Tutorial: Ringer and Calmodulin

This tutorial covers using Ringer to identify unmodeled, alternate conformations in the calcium-signaling protein Calmodulin (CaM).

1) Preparing the Coordinate and Structure Factor Files

The structure for calcium-bound CaM has been solved previously (Wilson MA et al. J. Mol. Biol. 301 (2000): 1237-1256) at 1.0Å resolution with an R-value of 0.13. The coordinate file and structure factors can be downloaded from the Protein Data Bank (PDB Code 1EXR).

The structure factors must be converted into an electron density map. A typical procedure might be:

a) Add hydrogens to the model using phenix.ready_set
b) Convert the structure factor file to MTZ format using phenix.cif_as_mtz (distributed with Phenix)
c) Run refinement using phenix.refine
d) Convert the 2FOFCWT and PH2FOFCWT columns into a map in CCP4 format using fft, with these commands:

echo labin F1=2FOFCWT PHI=PH2FOFCWT | fft hklin phenix_001.mtz mapout ffted.map
echo xyzlim cell | mapmask mapin ffted.map mapout cell.map

use the file "cell.map" a full unit cell so that chimera doesn't get confused in space groups like R3 or H3.

After this procedure, the R-value for CaM was 0.14. Here is the coordinate file (1EXR.pdb) and map file (1EXR_2FoFc.map) that is used in the next step.

2. Running Ringer

We are now ready to run Ringer.
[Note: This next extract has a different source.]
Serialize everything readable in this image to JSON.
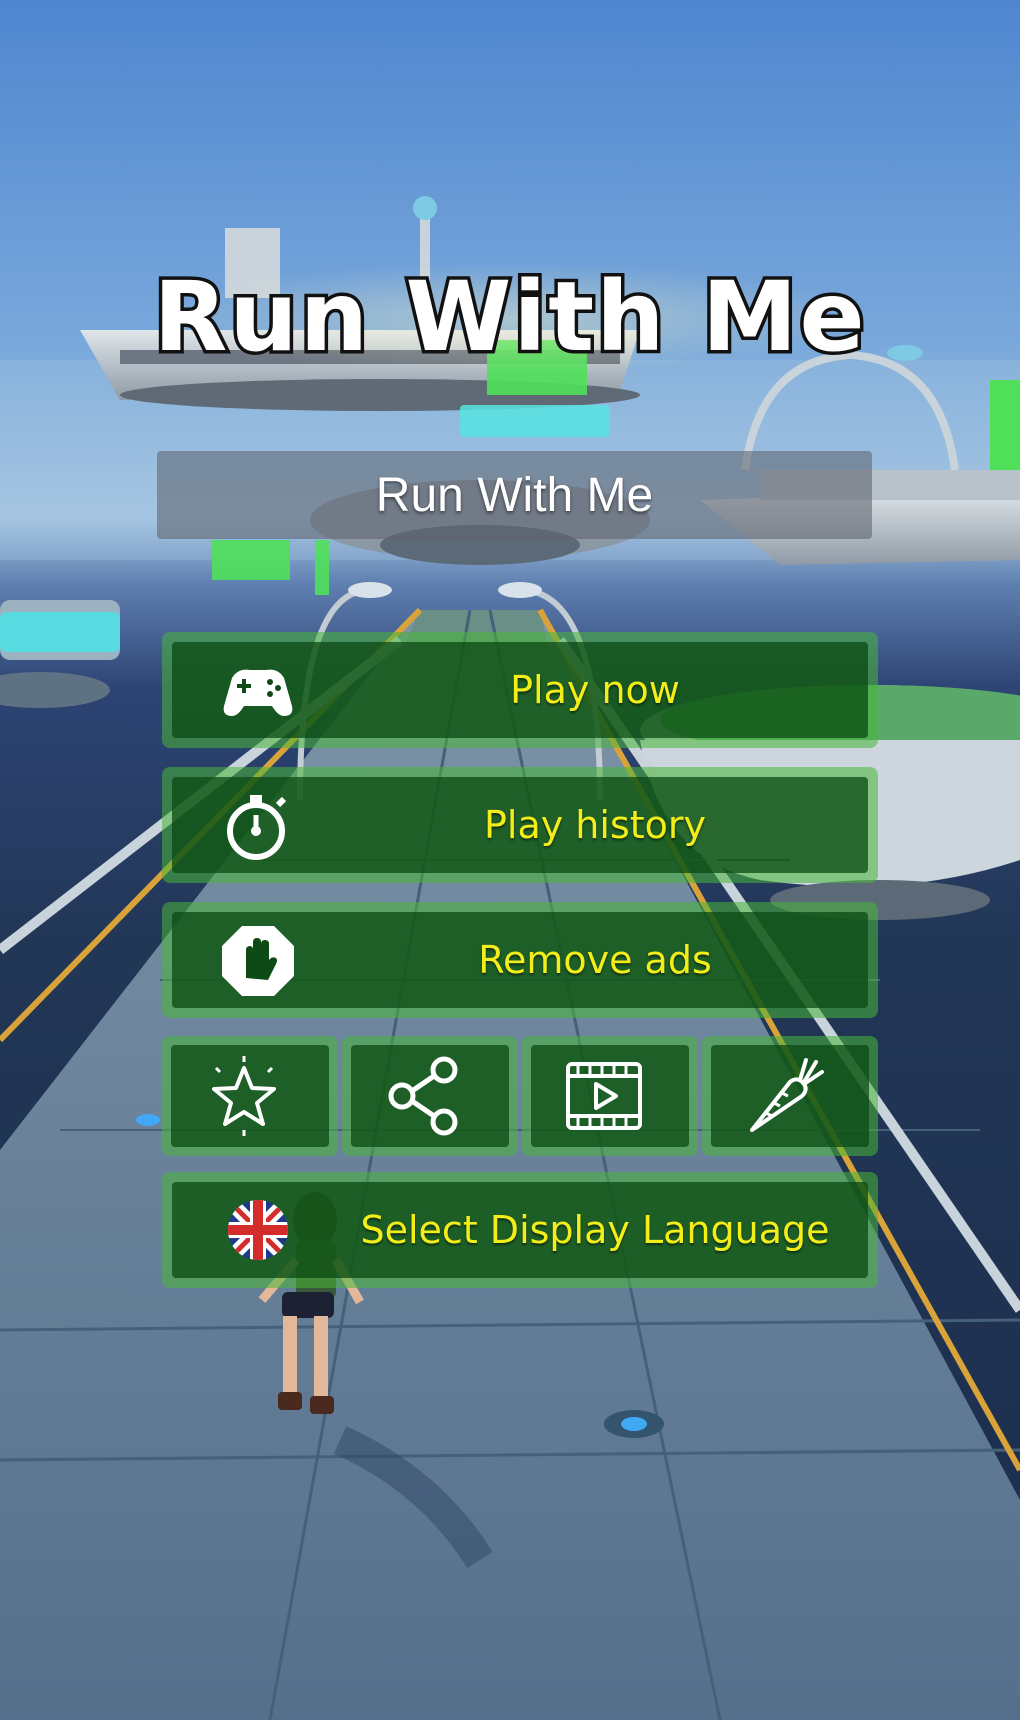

Here is the input file (ringer.in). Ringer can then be run using the following command:

$RINGER/ringer/ringer -i ringer.in

map_name 1EXR_2FoFc.map
pdb_name 1EXR.pdb
map_type sigma
skip_multi_conf on
atom_sample_type dynamic
chi_sample_degree 10
lower_sigma_cutoff 0.3
upper_sigma_cutoff off
write_plot on
write_chi2chi1 off
write_peak_list on
verbose_outfile_prefix ringer








We start by telling Ringer where to find the map and pdb file. We also set the map type, in this case a sigma map. If you have run the END/RAPID procedure and wish to use that map instead, you should set the map type to be 'volume'.

In this example, we are interested in finding the unmodeled, alternate conformations. Therefore, we skip over the residues that already have alternate conformations built in by turning on skip_multi_conf. We look below the standard 1.0 sigma cutoff to identify low population conformations by setting lower_sigma_cutoff to 0.3 sigma.

Finally, we have Ringer print out the raw data for the sigma vs. chi angle plots for serine and aspartic acid side chains. We also print out the list of peaks that Ringer identifies above the 0.3 sigma cutoff.

NOTE: For more information on Ringer options, please see User Parameters in the Ringer Manual

3. Looking at Ringer Output

Based on the parameters set above, Ringer produces a number of output files. The general output file, ringer.out, gives a description of the run. It starts by listing all of the parameters that were used in the run. If a parameter is not declared by the user in the input file (eg atom_sample_type), the default value that was used in the run is printed. Next, it lists the residues that are not analyzed by Ringer, in this case the calcium ions. The side chains that are skipped because they have alternate conformations are also listed. The file then lists any sampled atoms that are not centered in an electon density peak. Finally, the output file then lists some statistics about the run including the total number side chains in each category (eg 65 side chains unbrached at chi 1).

The raw data needed to plot the sigma vs chi angle plots is printed in ringer.signal_plot.txt. The first line lists the residue names and sampled chi angle. This particular residues of interest can be parsed from the file or plotted using the plotting accessory.

The lists of peaks identified above the 0.3 sigma cutoff is printed in ringer.ala_peaklist.txt (alanines), ringer.ubchi1_peaklist.txt (residues unbranched at chi1), ringer.ring_peaklist.txt (ring residues), ringer.ubchi2_peaklist.txt (residues unbranched at chi2), ringer.chi3_peaklist.txt (residues unbranched at chi3), and ringer.chi4_peaklist.txt (residues unbranched at chi4). All files list the residue name and corresponding peaks, listed in order of sigma density. Each peak is described by the sigma value and the chi angle location followed by a semi-colon.

4. Analyzing the Output

The peak lists can be mapped onto the model to indicate where the alternate conformations are located:

Distribution in CaM of unmodeled (red spheres) and modeled alternate conformations (pink spheres).

The peak lists can be used in combination with the sigma vs chi angle plots to identify and build alternate conformations into the map electron density.

Electron density features of CaM (orange; 1.0 A° resolution). Modeled
conformations are shown superimposed on the electron density at 1 sigma (solid) and 0.3 sigma (mesh). Arrows indicate areas of interest in electron density. Ringer plots of electron density (sigma) versus chi1 angle for two representative residues (A) Ser38 (B) Asp22. Gray dashed line indicates 0.3 sigma.